# TASK BRIEF
At the line containing "Enumerate this screenshot's", begin an exact copy of the lines below and continue through the final one, with no pictures.

# DATASET ENTRIES
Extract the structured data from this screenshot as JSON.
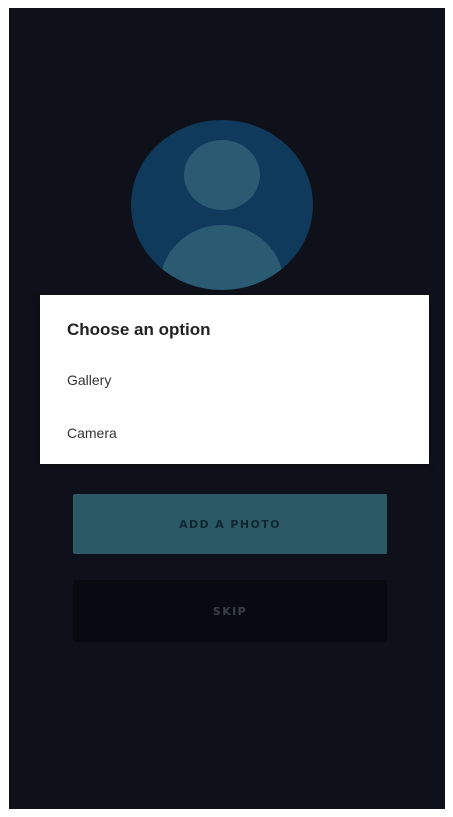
{
  "dialog": {
    "title": "Choose an option",
    "options": [
      {
        "label": "Gallery"
      },
      {
        "label": "Camera"
      }
    ]
  },
  "buttons": {
    "add_photo_label": "ADD A PHOTO",
    "skip_label": "SKIP"
  },
  "avatar": {
    "icon": "person-placeholder-icon"
  },
  "colors": {
    "background": "#0e111a",
    "avatar_circle": "#0f3a5c",
    "avatar_figure": "#2a5b72",
    "add_photo_button": "#2b5a66",
    "skip_button": "#080a11",
    "dialog_background": "#ffffff"
  }
}
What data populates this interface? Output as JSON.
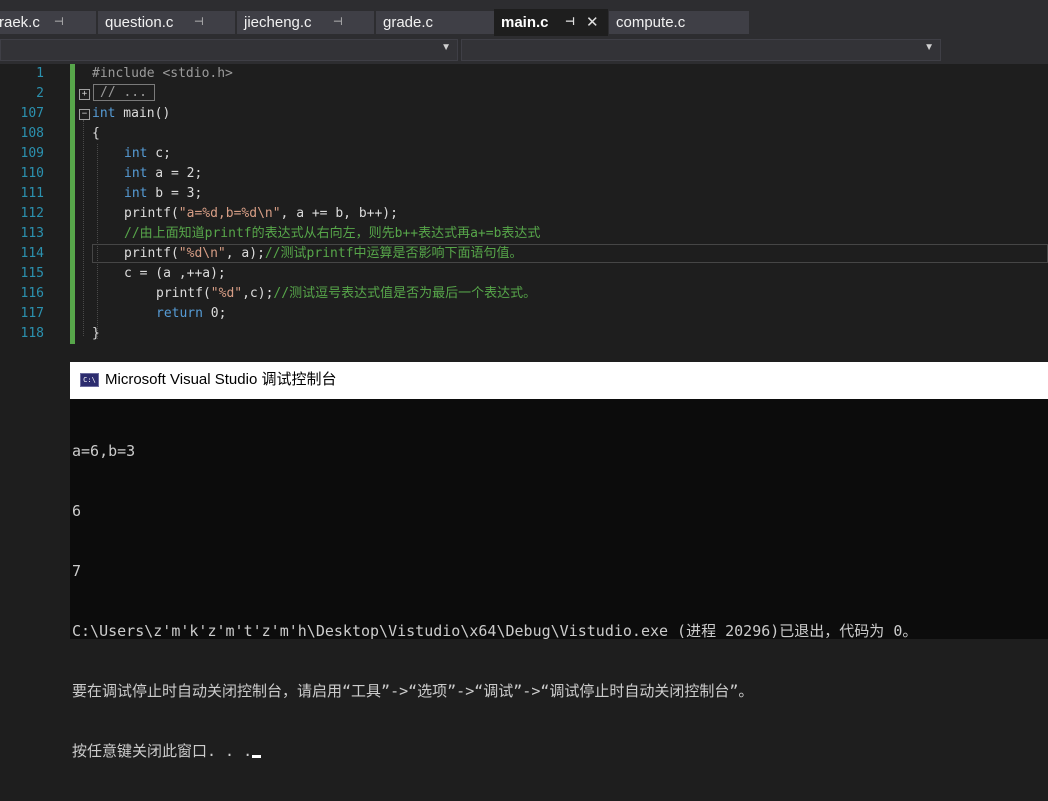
{
  "tabs": [
    {
      "label": "raek.c",
      "pinned": true,
      "active": false
    },
    {
      "label": "question.c",
      "pinned": true,
      "active": false
    },
    {
      "label": "jiecheng.c",
      "pinned": true,
      "active": false
    },
    {
      "label": "grade.c",
      "pinned": false,
      "active": false
    },
    {
      "label": "main.c",
      "pinned": true,
      "active": true
    },
    {
      "label": "compute.c",
      "pinned": false,
      "active": false
    }
  ],
  "icons": {
    "pin": "⊣",
    "pin_active": "⊣",
    "close": "✕",
    "dropdown": "▼",
    "expand": "+",
    "collapse": "−"
  },
  "editor": {
    "line_numbers": [
      "1",
      "2",
      "107",
      "108",
      "109",
      "110",
      "111",
      "112",
      "113",
      "114",
      "115",
      "116",
      "117",
      "118"
    ],
    "collapsed_region": "// ...",
    "lines": {
      "l1": "#include <stdio.h>",
      "l107_kw": "int",
      "l107_rest": " main()",
      "l108": "{",
      "l109_kw": "int",
      "l109_rest": " c;",
      "l110_kw": "int",
      "l110_rest": " a = 2;",
      "l111_kw": "int",
      "l111_rest": " b = 3;",
      "l112_a": "printf(",
      "l112_str": "\"a=%d,b=%d\\n\"",
      "l112_b": ", a += b, b++);",
      "l113_comment": "//由上面知道printf的表达式从右向左，则先b++表达式再a+=b表达式",
      "l114_a": "printf(",
      "l114_str": "\"%d\\n\"",
      "l114_b": ", a);",
      "l114_comment": "//测试printf中运算是否影响下面语句值。",
      "l115": "c = (a ,++a);",
      "l116_a": "printf(",
      "l116_str": "\"%d\"",
      "l116_b": ",c);",
      "l116_comment": "//测试逗号表达式值是否为最后一个表达式。",
      "l117_kw": "return",
      "l117_rest": " 0;",
      "l118": "}"
    }
  },
  "console": {
    "title": "Microsoft Visual Studio 调试控制台",
    "icon_label": "C:\\",
    "output": [
      "a=6,b=3",
      "6",
      "7",
      "C:\\Users\\z'm'k'z'm't'z'm'h\\Desktop\\Vistudio\\x64\\Debug\\Vistudio.exe (进程 20296)已退出，代码为 0。",
      "要在调试停止时自动关闭控制台，请启用“工具”->“选项”->“调试”->“调试停止时自动关闭控制台”。",
      "按任意键关闭此窗口. . ."
    ]
  },
  "colors": {
    "keyword": "#569cd6",
    "string": "#d69d85",
    "comment": "#57a64a",
    "line_number": "#2b91af",
    "change_bar": "#57a64a"
  }
}
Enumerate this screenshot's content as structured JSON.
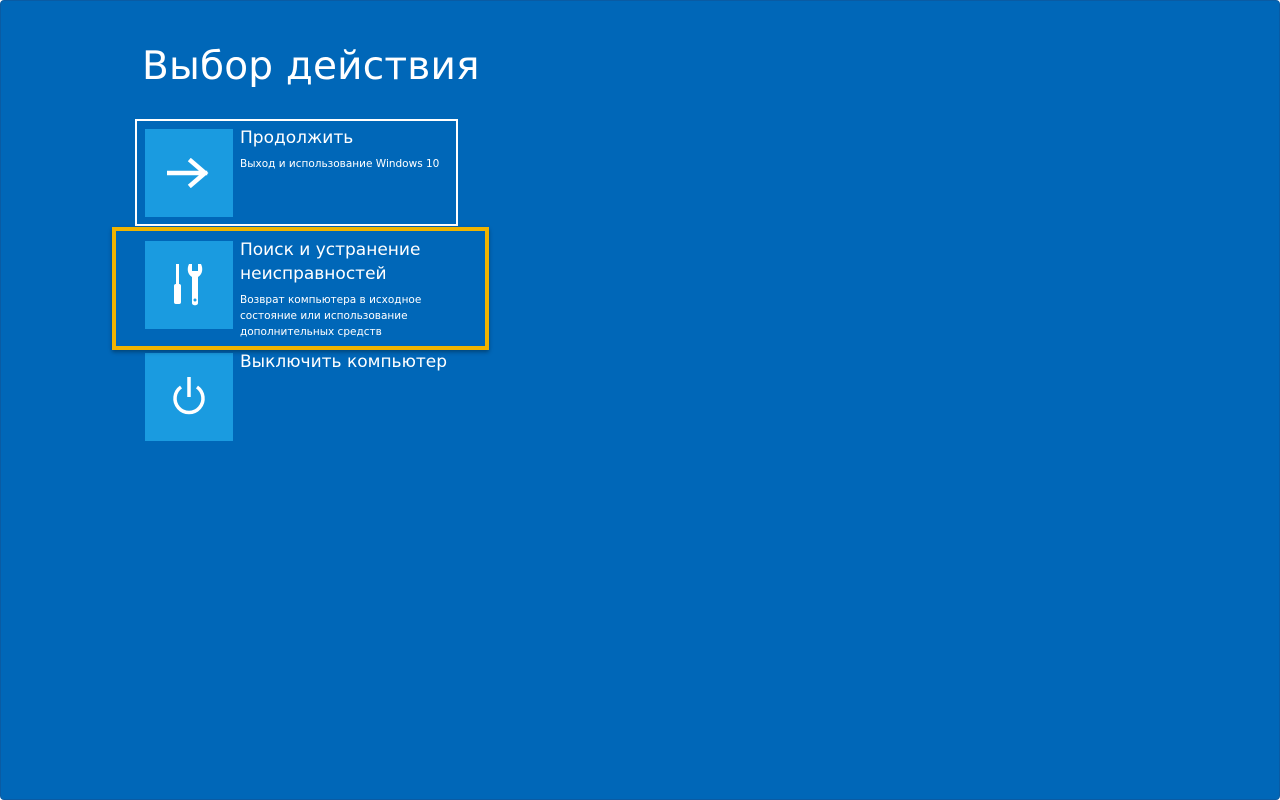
{
  "page": {
    "title": "Выбор действия"
  },
  "options": [
    {
      "label": "Продолжить",
      "description": "Выход и использование Windows 10",
      "icon": "arrow-right-icon"
    },
    {
      "label": "Поиск и устранение неисправностей",
      "description": "Возврат компьютера в исходное состояние или использование дополнительных средств",
      "icon": "tools-icon"
    },
    {
      "label": "Выключить компьютер",
      "description": "",
      "icon": "power-icon"
    }
  ],
  "colors": {
    "background": "#0067b8",
    "tile": "#1a9be0",
    "text": "#ffffff",
    "highlight": "#f0b400"
  }
}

# RESPONSE AREA
Enumerate this screenshot's content as structured JSON.
{
  "page": {
    "title": "Выбор действия"
  },
  "options": [
    {
      "label": "Продолжить",
      "description": "Выход и использование Windows 10",
      "icon": "arrow-right-icon"
    },
    {
      "label": "Поиск и устранение неисправностей",
      "description": "Возврат компьютера в исходное состояние или использование дополнительных средств",
      "icon": "tools-icon"
    },
    {
      "label": "Выключить компьютер",
      "description": "",
      "icon": "power-icon"
    }
  ],
  "colors": {
    "background": "#0067b8",
    "tile": "#1a9be0",
    "text": "#ffffff",
    "highlight": "#f0b400"
  }
}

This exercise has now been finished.